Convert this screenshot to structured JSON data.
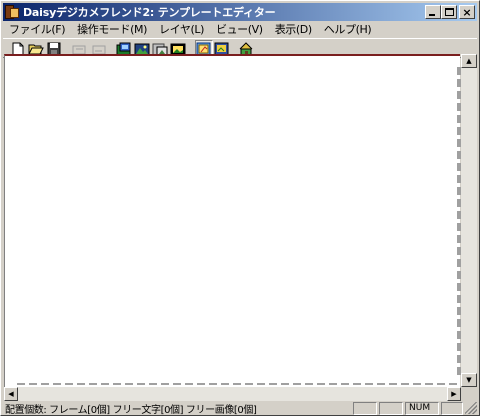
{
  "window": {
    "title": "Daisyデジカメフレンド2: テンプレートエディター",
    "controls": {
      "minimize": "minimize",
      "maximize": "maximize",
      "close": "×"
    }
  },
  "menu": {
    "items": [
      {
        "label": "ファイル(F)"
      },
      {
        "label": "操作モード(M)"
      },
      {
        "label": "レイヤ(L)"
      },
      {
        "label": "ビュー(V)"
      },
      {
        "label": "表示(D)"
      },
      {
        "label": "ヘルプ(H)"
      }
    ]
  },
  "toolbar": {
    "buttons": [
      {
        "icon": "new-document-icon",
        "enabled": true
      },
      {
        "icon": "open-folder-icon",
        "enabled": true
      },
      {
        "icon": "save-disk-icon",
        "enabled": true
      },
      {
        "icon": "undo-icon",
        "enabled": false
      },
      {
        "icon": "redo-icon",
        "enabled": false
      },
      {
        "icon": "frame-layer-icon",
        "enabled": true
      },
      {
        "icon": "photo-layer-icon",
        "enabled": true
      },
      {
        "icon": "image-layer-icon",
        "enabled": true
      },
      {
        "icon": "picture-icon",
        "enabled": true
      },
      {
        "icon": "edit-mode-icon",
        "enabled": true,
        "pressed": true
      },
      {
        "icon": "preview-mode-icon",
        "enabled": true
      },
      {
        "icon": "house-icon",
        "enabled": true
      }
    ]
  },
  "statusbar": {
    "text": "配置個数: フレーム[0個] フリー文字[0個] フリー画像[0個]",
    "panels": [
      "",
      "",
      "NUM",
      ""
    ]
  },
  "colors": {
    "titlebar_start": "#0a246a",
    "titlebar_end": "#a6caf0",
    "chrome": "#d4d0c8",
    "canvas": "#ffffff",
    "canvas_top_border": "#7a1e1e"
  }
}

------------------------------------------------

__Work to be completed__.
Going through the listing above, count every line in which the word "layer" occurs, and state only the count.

__Your response__.
3